[Start of Attachment]

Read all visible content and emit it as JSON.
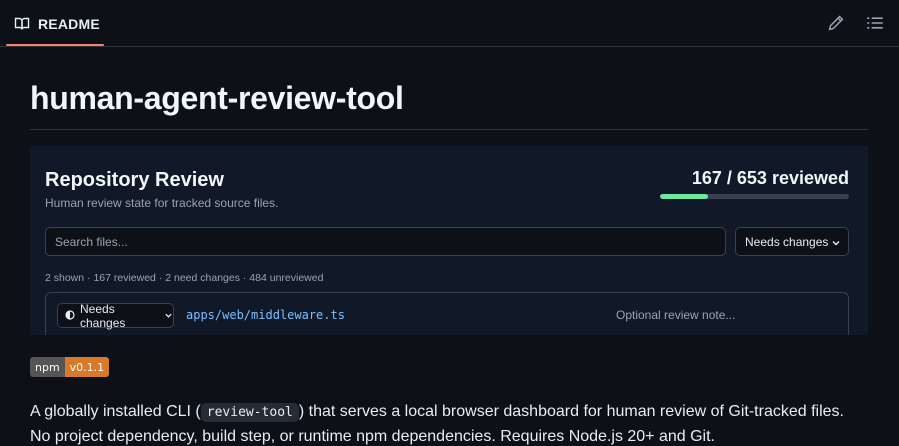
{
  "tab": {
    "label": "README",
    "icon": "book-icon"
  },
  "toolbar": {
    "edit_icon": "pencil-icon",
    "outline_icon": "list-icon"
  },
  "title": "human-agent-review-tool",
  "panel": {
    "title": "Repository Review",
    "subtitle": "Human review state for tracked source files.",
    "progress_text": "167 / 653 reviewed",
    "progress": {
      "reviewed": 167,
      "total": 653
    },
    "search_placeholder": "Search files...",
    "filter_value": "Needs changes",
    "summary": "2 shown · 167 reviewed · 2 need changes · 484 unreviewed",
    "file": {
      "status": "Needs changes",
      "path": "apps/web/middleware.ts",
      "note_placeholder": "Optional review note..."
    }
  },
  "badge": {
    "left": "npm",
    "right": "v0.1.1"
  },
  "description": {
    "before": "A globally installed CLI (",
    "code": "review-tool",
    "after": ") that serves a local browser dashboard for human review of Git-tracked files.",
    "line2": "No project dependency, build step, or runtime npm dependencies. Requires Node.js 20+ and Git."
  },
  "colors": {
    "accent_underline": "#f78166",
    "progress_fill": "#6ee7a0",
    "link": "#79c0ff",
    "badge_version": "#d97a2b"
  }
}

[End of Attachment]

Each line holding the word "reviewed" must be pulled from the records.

* ANSWER FOR THIS EXERCISE *
    "progress_text": "167 / 653 reviewed",
      "reviewed": 167,
    "summary": "2 shown · 167 reviewed · 2 need changes · 484 unreviewed",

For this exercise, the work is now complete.